Growing up in a Jewish family, I always looked forward to Yom Teruah (Feast of Trumpets), also know as Rosh HaShanah (New Year’s). From my very first time experiencing Yom Teruah, I continued to looked forward to gathering in the synagogue for these special services. For me, these services always held a high level of excitement because on top of the regular things that were done on Shabbat, such as liturgy and reading of Scripture, on Yom Teruah the shofar would be blown 100 times. From the first time I heard the shofar’s voice, I knew there was something unique about its powerful sound. It was the first time in my life in which I remember experiencing and feeling the presence of G-D in a real personal way. Until today, I still believe that that first shofar’s call was the start of my search for a personal relationship with the G-D of the Bible.
While Yom Teruah was a Holy Day that I always looked forward, to it was also a day that I hated to see end. I always had mixed feelings as the 100 blasts of the shofar came to a close. It wasn’t because I would miss the sound of the horn. It was because I knew that once the service ended we would begin the counting of days until the one day a year I dreaded: Yom Kippur (Day of Atonement).
Yom Kippur was just the opposite of Yom Teruah. Yom Teruah held an excitement of the shofar with a strong personal and emotional connection with G-D. But Yom Kippur was an excruciatingly long day fill with 23 hours of prayers of repentance while everyone around me did everything they could to look as miserable as possible. As I recited the Al Cheit (all sins) liturgy (how hopeless and lost it made me feel), I remember the rabbi speaking about how we asked for forgiveness for every sin, even if we didn’t personally commit that sin, because if one Jew sinned it was as if we all sinned. I would leave synagogue after the Neilah (Closing the Gates), the last service of Yom Kippur, and thinking to myself “Did I make it in?” As a young child, that feeling was a weight that totally overshadowed the remembrance of the closeness of G-D during the Yom Teruah service.
The first blast of the shofar on Yom Teruah made me feel as if I was in the very Courts of Heaven, but the last blast meant it was over and soon it would be Yom Kippur and that feeling of standing in the presence of my G-D would be gone.

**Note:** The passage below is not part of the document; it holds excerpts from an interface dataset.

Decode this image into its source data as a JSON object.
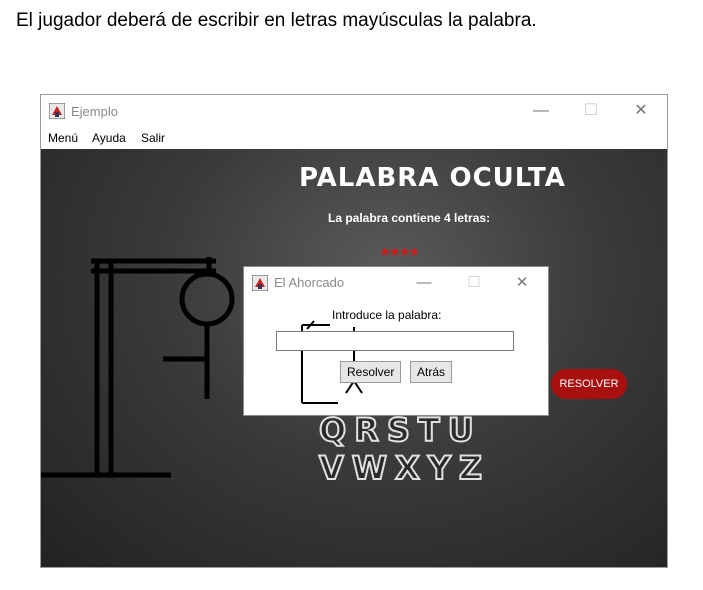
{
  "caption": "El jugador deberá de escribir en letras mayúsculas la palabra.",
  "window": {
    "title": "Ejemplo",
    "controls": {
      "minimize": "—",
      "maximize": "☐",
      "close": "✕"
    }
  },
  "menu": [
    "Menú",
    "Ayuda",
    "Salir"
  ],
  "board": {
    "heading": "PALABRA OCULTA",
    "subheading": "La palabra contiene 4 letras:",
    "masked_word": "****",
    "letters_row1": "QRSTU",
    "letters_row2": "VWXYZ",
    "solve_button": "RESOLVER"
  },
  "dialog": {
    "title": "El Ahorcado",
    "controls": {
      "minimize": "—",
      "maximize": "☐",
      "close": "✕"
    },
    "label": "Introduce la palabra:",
    "input_value": "",
    "buttons": {
      "resolve": "Resolver",
      "back": "Atrás"
    }
  },
  "colors": {
    "board_bg": "#3a3a3a",
    "masked": "#d01818",
    "solve_button": "#a81010"
  }
}
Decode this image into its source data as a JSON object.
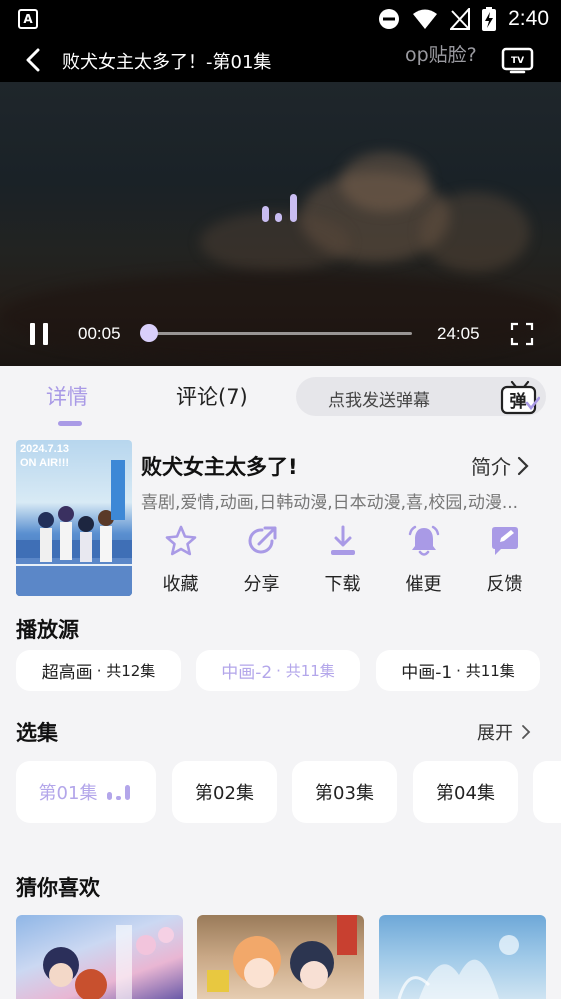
{
  "status_bar": {
    "time": "2:40",
    "left_icon": "A"
  },
  "player": {
    "title": "败犬女主太多了！-第01集",
    "overlay_text": "op贴脸?",
    "current_time": "00:05",
    "total_time": "24:05",
    "progress": 0.003
  },
  "tabs": {
    "detail": "详情",
    "comments": "评论(7)",
    "danmaku_placeholder": "点我发送弹幕",
    "danmaku_icon_char": "弹"
  },
  "info": {
    "poster_text_line1": "2024.7.13",
    "poster_text_line2": "ON AIR!!!",
    "title": "败犬女主太多了!",
    "intro_label": "简介",
    "tags": "喜剧,爱情,动画,日韩动漫,日本动漫,喜,校园,动漫..."
  },
  "actions": [
    {
      "label": "收藏",
      "icon": "star-icon"
    },
    {
      "label": "分享",
      "icon": "share-icon"
    },
    {
      "label": "下载",
      "icon": "download-icon"
    },
    {
      "label": "催更",
      "icon": "bell-icon"
    },
    {
      "label": "反馈",
      "icon": "feedback-icon"
    }
  ],
  "sources": {
    "title": "播放源",
    "items": [
      {
        "name": "超高画",
        "count": "· 共12集"
      },
      {
        "name": "中画-2",
        "count": "· 共11集"
      },
      {
        "name": "中画-1",
        "count": "· 共11集"
      }
    ]
  },
  "episodes": {
    "title": "选集",
    "expand_label": "展开",
    "items": [
      "第01集",
      "第02集",
      "第03集",
      "第04集"
    ]
  },
  "recommendations": {
    "title": "猜你喜欢"
  },
  "colors": {
    "accent": "#a99ae6",
    "background": "#f4f4f6"
  }
}
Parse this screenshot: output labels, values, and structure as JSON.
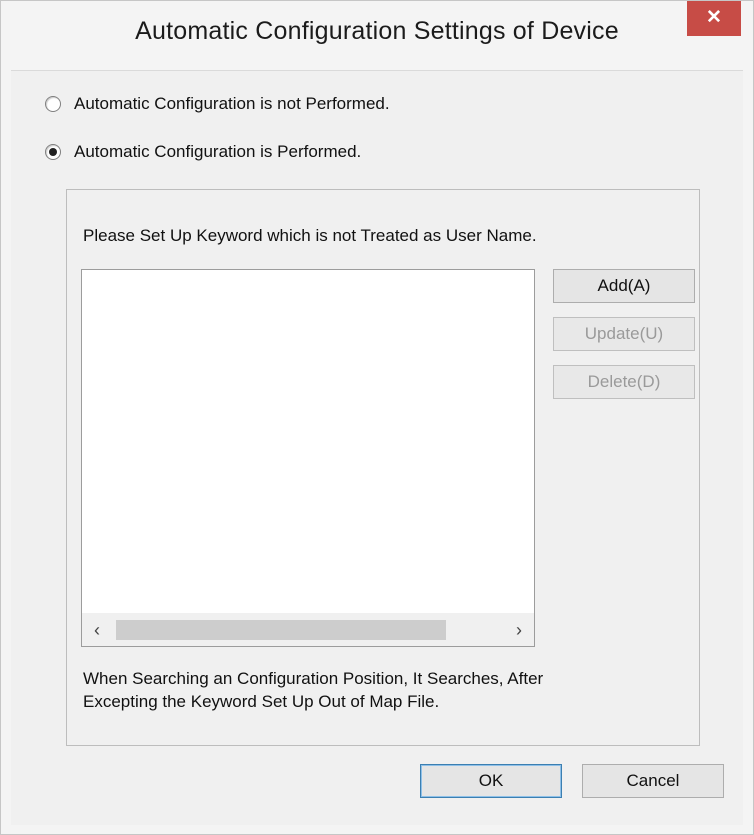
{
  "window": {
    "title": "Automatic Configuration Settings of Device",
    "close_label": "✕"
  },
  "options": {
    "not_performed_label": "Automatic Configuration is not Performed.",
    "performed_label": "Automatic Configuration is Performed.",
    "selected": "performed"
  },
  "keywords": {
    "instruction": "Please Set Up Keyword which is not Treated as User Name.",
    "items": [],
    "add_label": "Add(A)",
    "update_label": "Update(U)",
    "delete_label": "Delete(D)",
    "note_line1": "When Searching an Configuration Position, It Searches, After",
    "note_line2": "Excepting the Keyword Set Up Out of Map File.",
    "scroll_left": "‹",
    "scroll_right": "›"
  },
  "footer": {
    "ok_label": "OK",
    "cancel_label": "Cancel"
  }
}
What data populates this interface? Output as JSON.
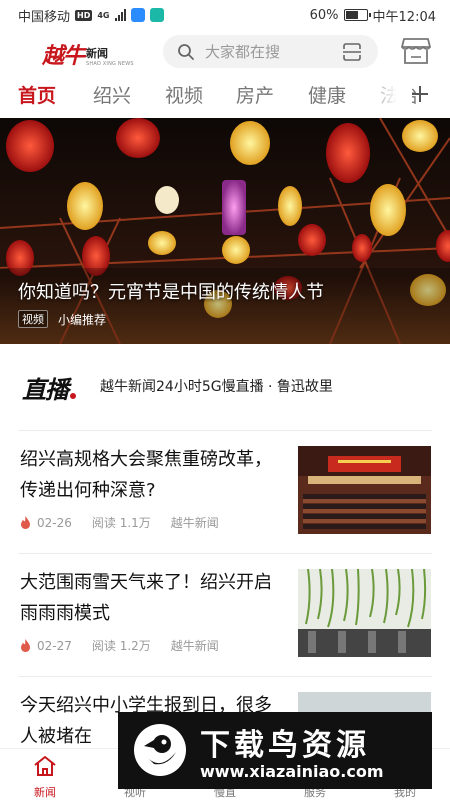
{
  "status_bar": {
    "carrier": "中国移动",
    "hd": "HD",
    "network": "4G",
    "battery": "60%",
    "battery_level": 0.6,
    "time": "中午12:04"
  },
  "header": {
    "logo_main": "越牛",
    "logo_sub": "新闻",
    "logo_en": "SHAO XING NEWS",
    "search_placeholder": "大家都在搜"
  },
  "tabs": [
    "首页",
    "绍兴",
    "视频",
    "房产",
    "健康",
    "法治"
  ],
  "active_tab": 0,
  "hero": {
    "title": "你知道吗？元宵节是中国的传统情人节",
    "tag": "视频",
    "source": "小编推荐"
  },
  "live": {
    "logo": "直播",
    "text": "越牛新闻24小时5G慢直播 · 鲁迅故里"
  },
  "news": [
    {
      "title": "绍兴高规格大会聚焦重磅改革，传递出何种深意?",
      "date": "02-26",
      "reads": "阅读 1.1万",
      "source": "越牛新闻"
    },
    {
      "title": "大范围雨雪天气来了！绍兴开启雨雨雨模式",
      "date": "02-27",
      "reads": "阅读 1.2万",
      "source": "越牛新闻"
    },
    {
      "title": "今天绍兴中小学生报到日，很多人被堵在"
    }
  ],
  "bottom_nav": [
    {
      "label": "新闻",
      "icon": "home-icon"
    },
    {
      "label": "视听",
      "icon": "play-icon"
    },
    {
      "label": "慢直",
      "icon": "live-icon"
    },
    {
      "label": "服务",
      "icon": "service-icon"
    },
    {
      "label": "我的",
      "icon": "user-icon"
    }
  ],
  "watermark": {
    "main": "下载鸟资源",
    "url": "www.xiazainiao.com"
  },
  "colors": {
    "accent": "#c8161d",
    "text": "#111111",
    "meta": "#999999"
  }
}
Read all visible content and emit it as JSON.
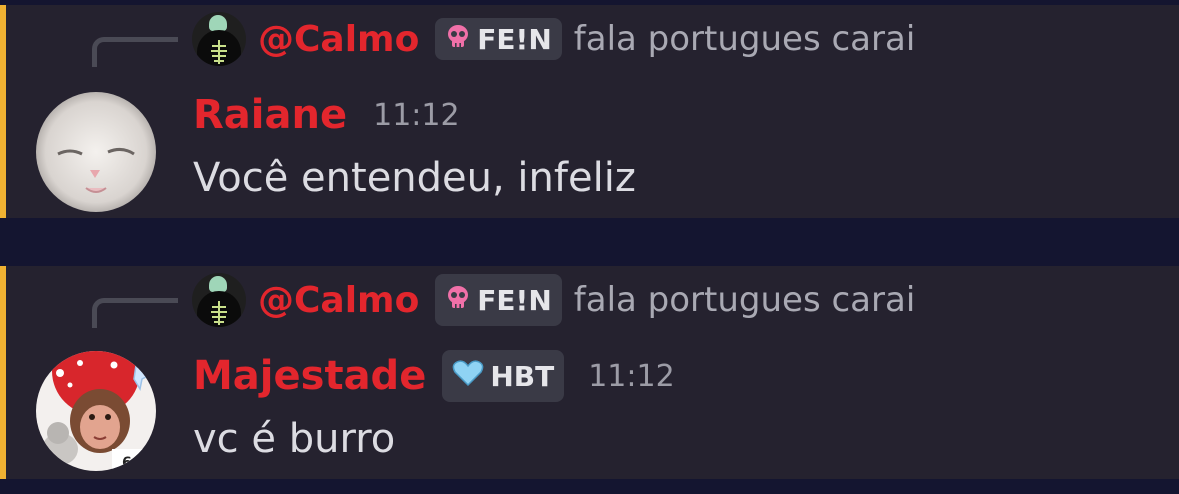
{
  "colors": {
    "username": "#e3262d",
    "mention_bar": "#f0b232",
    "message_bg": "#25222f",
    "gap_bg": "#141530"
  },
  "messages": [
    {
      "reply": {
        "username": "@Calmo",
        "tag_icon": "skull-icon",
        "tag_label": "FE!N",
        "text": "fala portugues carai"
      },
      "author": "Raiane",
      "author_tag": null,
      "time": "11:12",
      "content": "Você entendeu, infeliz"
    },
    {
      "reply": {
        "username": "@Calmo",
        "tag_icon": "skull-icon",
        "tag_label": "FE!N",
        "text": "fala portugues carai"
      },
      "author": "Majestade",
      "author_tag": {
        "icon": "heart-icon",
        "label": "HBT"
      },
      "time": "11:12",
      "content": "vc é burro"
    }
  ]
}
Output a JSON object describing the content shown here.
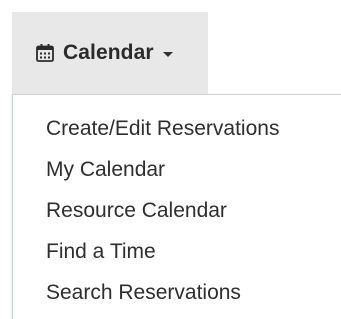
{
  "nav": {
    "icon": "calendar-icon",
    "label": "Calendar",
    "caret_icon": "caret-down-icon",
    "active_background": "#e8e8e8"
  },
  "menu": {
    "items": [
      {
        "label": "Create/Edit Reservations"
      },
      {
        "label": "My Calendar"
      },
      {
        "label": "Resource Calendar"
      },
      {
        "label": "Find a Time"
      },
      {
        "label": "Search Reservations"
      }
    ]
  }
}
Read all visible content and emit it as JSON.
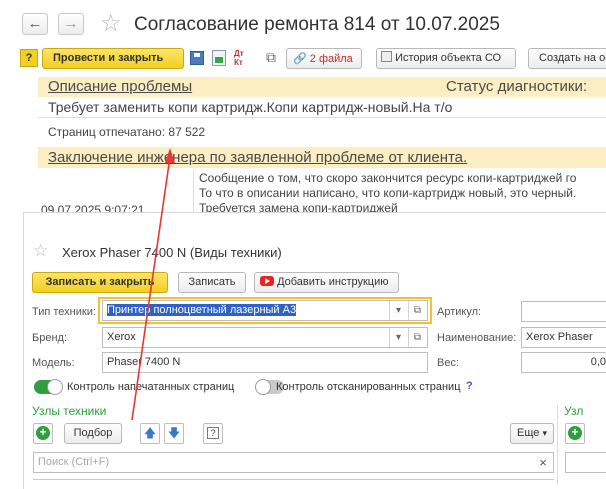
{
  "back_window": {
    "title": "Согласование ремонта 814 от 10.07.2025",
    "nav": {
      "back": "←",
      "forward": "→"
    },
    "toolbar": {
      "post_close": "Провести и закрыть",
      "files": "2 файла",
      "history": "История объекта СО",
      "create_basis": "Создать на осно"
    },
    "problem": {
      "title": "Описание проблемы",
      "status_label": "Статус диагностики:",
      "text": "Требует заменить копи картридж.Копи картридж-новый.На т/о",
      "pages_label": "Страниц отпечатано: 87 522"
    },
    "conclusion": {
      "title": "Заключение инженера по заявленной проблеме от клиента.",
      "timestamp": "09.07.2025 9:07:21",
      "lines": [
        "Сообщение о том, что скоро закончится ресурс копи-картриджей го",
        "То что в описании написано, что копи-картридж новый, это черный.",
        "Требуется замена копи-картриджей"
      ]
    }
  },
  "front_window": {
    "title": "Xerox Phaser 7400 N (Виды техники)",
    "buttons": {
      "save_close": "Записать и закрыть",
      "save": "Записать",
      "add_instruction": "Добавить инструкцию"
    },
    "fields": {
      "type_label": "Тип техники:",
      "type_value": "Принтер полноцветный лазерный А3",
      "brand_label": "Бренд:",
      "brand_value": "Xerox",
      "model_label": "Модель:",
      "model_value": "Phaser 7400 N",
      "article_label": "Артикул:",
      "article_value": "",
      "name_label": "Наименование:",
      "name_value": "Xerox Phaser",
      "weight_label": "Вес:",
      "weight_value": "0,0"
    },
    "toggles": {
      "printed_label": "Контроль напечатанных страниц",
      "printed_on": true,
      "scanned_label": "Контроль отсканированных страниц",
      "scanned_on": false,
      "help": "?"
    },
    "nodes": {
      "title": "Узлы техники",
      "select": "Подбор",
      "more": "Еще",
      "search_placeholder": "Поиск (Ctrl+F)",
      "right_title": "Узл"
    }
  },
  "colors": {
    "accent_green": "#2e9e3e",
    "yellow_button": "#f3cf1f",
    "arrow": "#e53935",
    "title_band": "#fbeec2"
  }
}
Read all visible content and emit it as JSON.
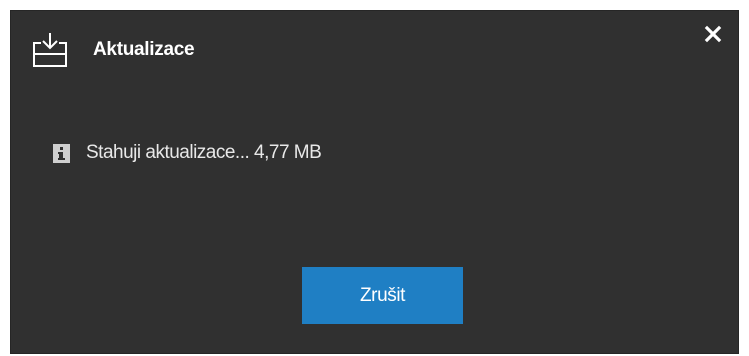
{
  "dialog": {
    "title": "Aktualizace",
    "title_icon": "download-icon",
    "close_icon": "close-icon",
    "message": {
      "icon": "info-icon",
      "text": "Stahuji aktualizace... 4,77 MB"
    },
    "cancel_label": "Zrušit"
  },
  "colors": {
    "dialog_background": "#303030",
    "button_accent": "#1f7fc4",
    "text": "#ffffff"
  }
}
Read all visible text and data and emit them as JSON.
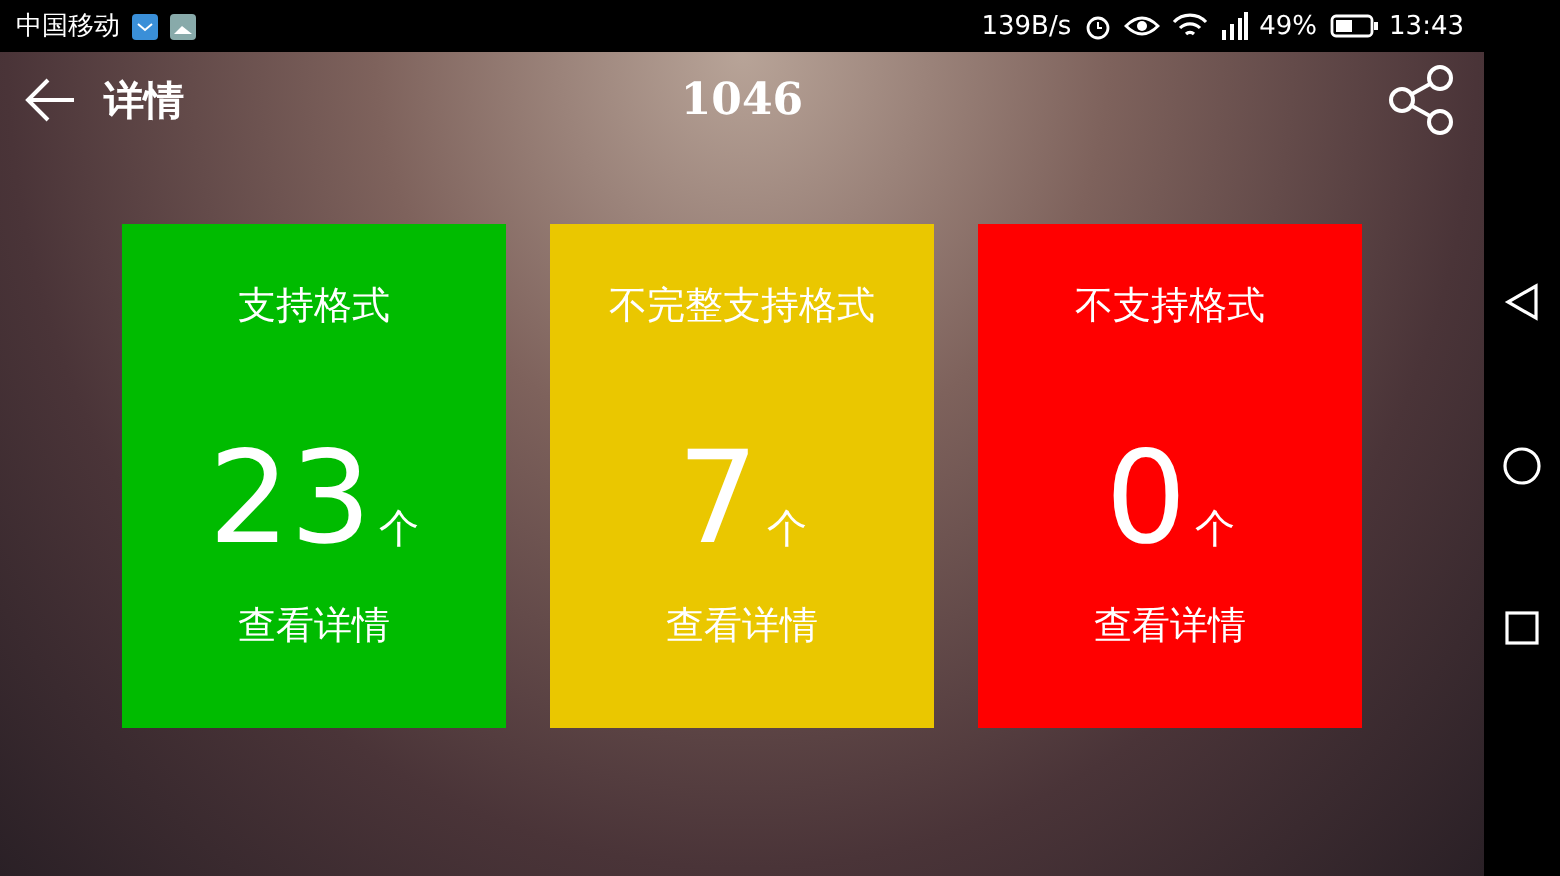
{
  "status_bar": {
    "carrier": "中国移动",
    "speed": "139B/s",
    "battery": "49%",
    "time": "13:43"
  },
  "header": {
    "back_label": "详情",
    "title": "1046"
  },
  "cards": [
    {
      "title": "支持格式",
      "count": "23",
      "unit": "个",
      "link": "查看详情",
      "color": "#00bb00"
    },
    {
      "title": "不完整支持格式",
      "count": "7",
      "unit": "个",
      "link": "查看详情",
      "color": "#eac700"
    },
    {
      "title": "不支持格式",
      "count": "0",
      "unit": "个",
      "link": "查看详情",
      "color": "#ff0000"
    }
  ]
}
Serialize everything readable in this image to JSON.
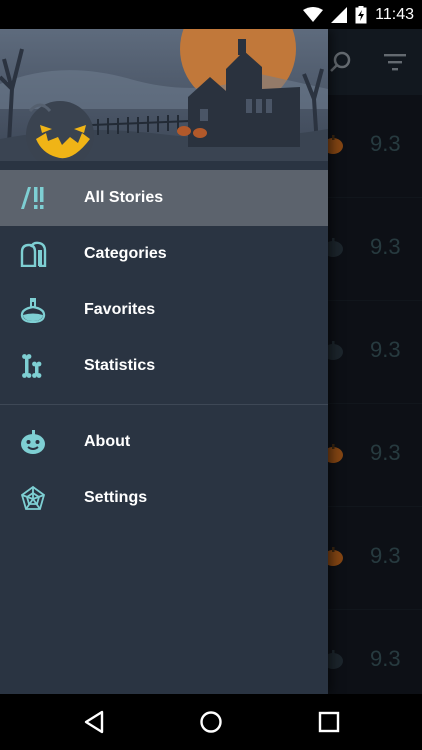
{
  "status_bar": {
    "time": "11:43",
    "icons": [
      "wifi-icon",
      "signal-icon",
      "battery-charging-icon"
    ]
  },
  "background_app": {
    "toolbar_icons": [
      "search-icon",
      "filter-icon"
    ],
    "rows": [
      {
        "rating": "9.3",
        "icon": "pumpkin-icon"
      },
      {
        "rating": "9.3",
        "icon": "pumpkin-icon"
      },
      {
        "rating": "9.3",
        "icon": "pumpkin-icon"
      },
      {
        "rating": "9.3",
        "icon": "pumpkin-icon"
      },
      {
        "rating": "9.3",
        "icon": "pumpkin-icon"
      },
      {
        "rating": "9.3",
        "icon": "pumpkin-icon"
      }
    ]
  },
  "drawer": {
    "header_image": "haunted-house-pumpkin-illustration",
    "primary_items": [
      {
        "label": "All Stories",
        "icon": "books-icon",
        "selected": true
      },
      {
        "label": "Categories",
        "icon": "tombstone-icon",
        "selected": false
      },
      {
        "label": "Favorites",
        "icon": "potion-icon",
        "selected": false
      },
      {
        "label": "Statistics",
        "icon": "bones-icon",
        "selected": false
      }
    ],
    "secondary_items": [
      {
        "label": "About",
        "icon": "pumpkin-face-icon",
        "selected": false
      },
      {
        "label": "Settings",
        "icon": "spiderweb-icon",
        "selected": false
      }
    ]
  },
  "nav_bar": {
    "buttons": [
      "back-icon",
      "home-icon",
      "recents-icon"
    ]
  },
  "colors": {
    "accent": "#7ecfd3",
    "drawer_bg": "#2a3442",
    "selected_bg": "#5c636d",
    "app_bg": "#141a23",
    "rating_text": "#3d5a61"
  }
}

Yom Kippur, for me, had become synonymous with hopelessness. No matter what I would do or how I would live, I would never know the feeling of complete confidence that I would spend eternity with G-D in the World to Come. Each time I heard the last shofar of Yom Teruah and the shofar sounding during the Neilah service, I was reminded again of the absolute uncertainty of if my name would be found written in the Book of Life and where I would spend my eternity.
It wasn’t until I came to believe that Yeshua (Jesus) was the Messiah of Israel that this all changed for me. Then I understood that the shofar sounding on Yom Teruah was not intended only to bring us a temporary feeling of entering into the heavenly realm, only to end the euphoria by causing our hearts to drop into a state of depression. Yes, these blasts were designed to draw our attention to our need for atonement. But, the shofar wasn’t to draw our attention to ourselves; it was to remind us that ever since Genesis 3:15,
I will put animosity between you and the woman— between your seed and her seed. He will crush your head, and you will crush his heel.
G-D had promised that He would provide victory over sin. And in Genesis 22:8,
Abraham said, “God will provide for Himself a lamb for a burnt offering, my son.”
Now that I know Yeshua as my Messiah, I look forward to that last shofar blast on Yom Teruah, and Yom Kippur has transformed from a day of dread to a day of joy. So, now I can join with all those who believe and rejoice, as
Psalms 107:1-2 says,
Praise Adonai, for He is good, for His lovingkindness endures forever. Let the redeemed of Adonai say so— whom He redeemed from the hand of the foe.